This type of RSD is characterized by assumptions about men’s bodies and sexual preferences based on stereotypes about different racial and ethnic groups, according to the study.

“That was the particular manifestation of RSD that was the most impactful,” Wade said. “It seems to be having the most negative effect, being the only manifestation of RSD that had an impact on depressive symptoms and self-worth.”

Wade said their research found that the effects of RSD can be mitigated by a person’s own strong sense of self in their racial or ethnic identity, but he said it wasn’t always so simple.

“Ethnic identity commitment, at least according to the theory we were operating from, is thought to be protective in the context of race-related stress,” Wade said. “It was very interesting because we found evidence to support that, and we found contradictory evidence.”

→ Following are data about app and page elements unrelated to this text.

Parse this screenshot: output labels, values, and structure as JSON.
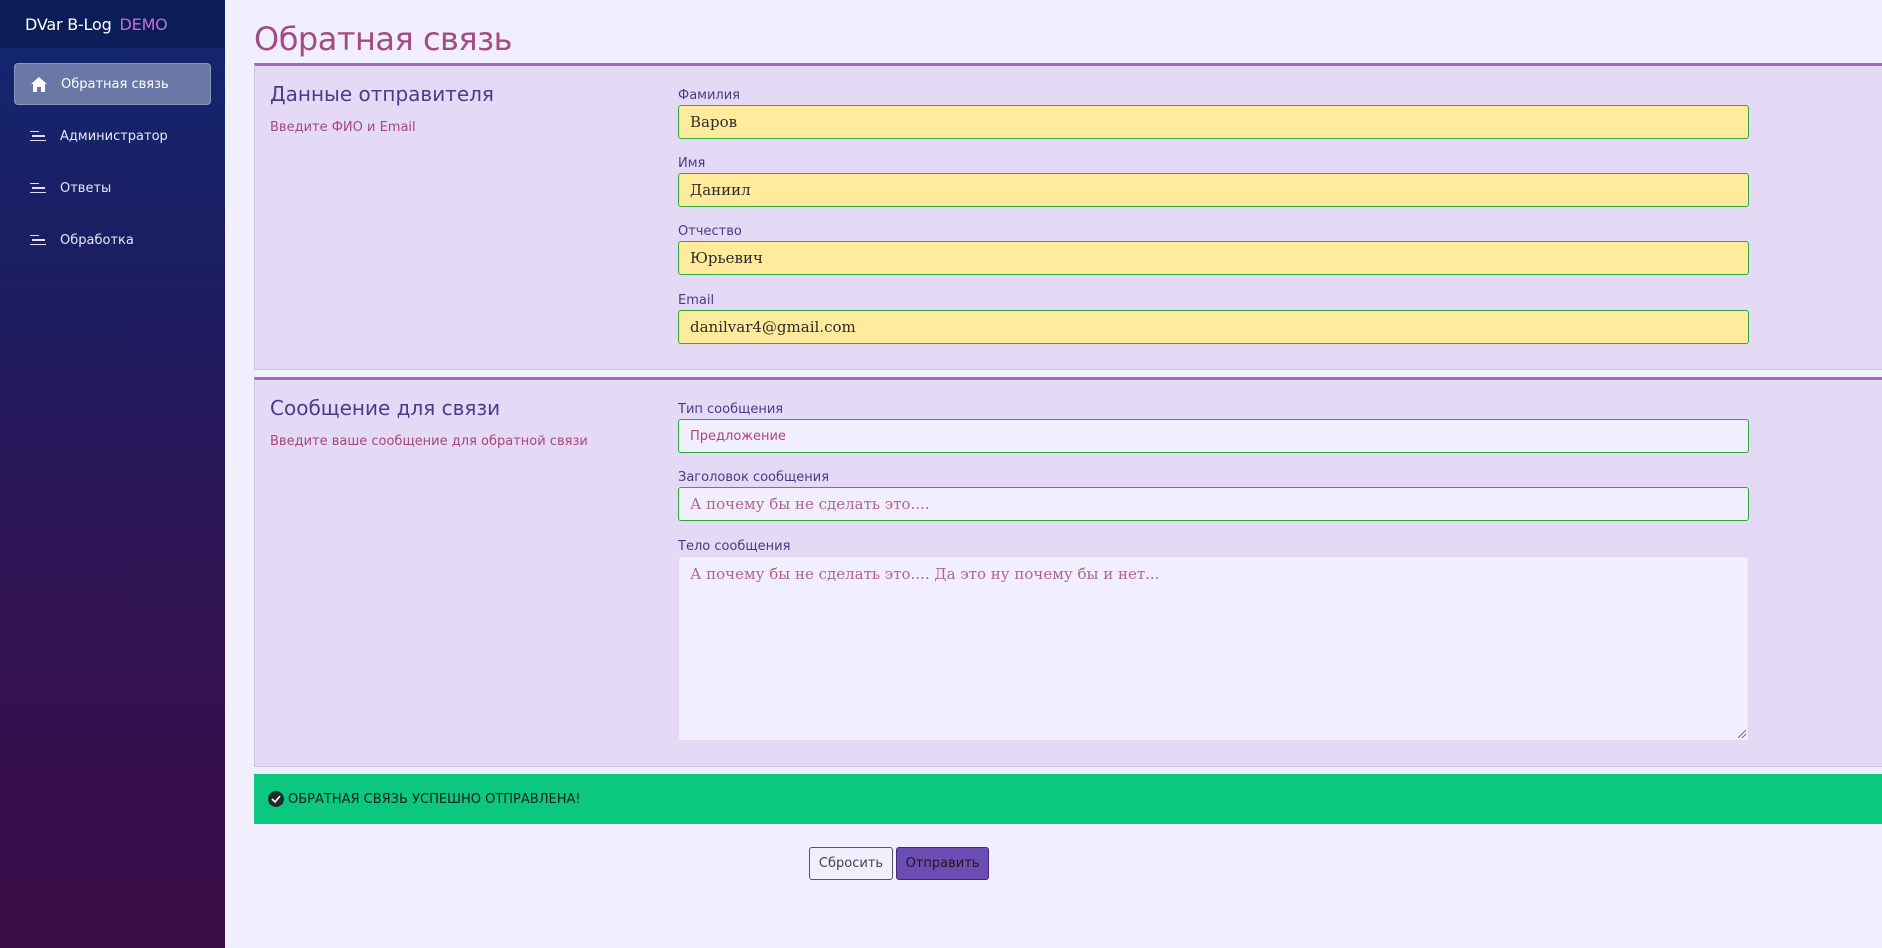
{
  "brand": {
    "name": "DVar B-Log",
    "badge": "DEMO"
  },
  "sidebar": {
    "items": [
      {
        "label": "Обратная связь",
        "icon": "home-icon",
        "active": true
      },
      {
        "label": "Администратор",
        "icon": "list-icon",
        "active": false
      },
      {
        "label": "Ответы",
        "icon": "list-icon",
        "active": false
      },
      {
        "label": "Обработка",
        "icon": "list-icon",
        "active": false
      }
    ]
  },
  "page": {
    "title": "Обратная связь"
  },
  "sender": {
    "heading": "Данные отправителя",
    "subtitle": "Введите ФИО и Email",
    "fields": [
      {
        "label": "Фамилия",
        "value": "Варов"
      },
      {
        "label": "Имя",
        "value": "Даниил"
      },
      {
        "label": "Отчество",
        "value": "Юрьевич"
      },
      {
        "label": "Email",
        "value": "danilvar4@gmail.com"
      }
    ]
  },
  "message": {
    "heading": "Сообщение для связи",
    "subtitle": "Введите ваше сообщение для обратной связи",
    "type": {
      "label": "Тип сообщения",
      "value": "Предложение"
    },
    "subject": {
      "label": "Заголовок сообщения",
      "placeholder": "А почему бы не сделать это...."
    },
    "body": {
      "label": "Тело сообщения",
      "placeholder": "А почему бы не сделать это.... Да это ну почему бы и нет..."
    }
  },
  "alert": {
    "text": "ОБРАТНАЯ СВЯЗЬ УСПЕШНО ОТПРАВЛЕНА!"
  },
  "actions": {
    "reset_label": "Сбросить",
    "submit_label": "Отправить"
  },
  "colors": {
    "accent": "#a44a85",
    "filled_field": "#ffeb9b",
    "success": "#0bc77f",
    "submit": "#6d4db3"
  }
}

In the case of same-race rejection, strong ethnic identity was associated with worse mental health outcomes, according to Wade and Pear’s other study, “Online Dating and Mental Health among Young Sexual Minority Black Men: Is Ethnic Identity Protective in the Face of Sexual Racism?”.

Wade acknowledged that these findings might seem intuitive, but he said studies like these are still very necessary because of the lack of work done in this area of research. 

“I’m a health researcher, predominantly, and a racial and ethnic health disparities researcher, specifically,” Wade said. “My work has been really situated at the intersection of race and sexual orientation.

“And at that intersection, with respect to Black men, the vast majority of research is all wholly concentrated on HIV, to the neglect of a whole slew of other critical health domains. My broad program of research aims to fill in those gaps.”

Now that more work is being done in this field, Wade said he thinks some of the next steps will be to intervene and stop RSD from taking place.

He suggested that researchers might work with existing dating apps to prevent RSD from occurring on their platforms or even create new apps with an “anti-racist framework built-in.”

An awareness campaign might be helpful in disrupting RSD, Wade said.

“I think about the It Gets Better campaign and The Trevor Project and the way that these initiatives have been leveraged to combat LGBTQ bullying,” he said. “I could imagine a similar campaign around RSD.

“There’s a lot of different directions we could go.”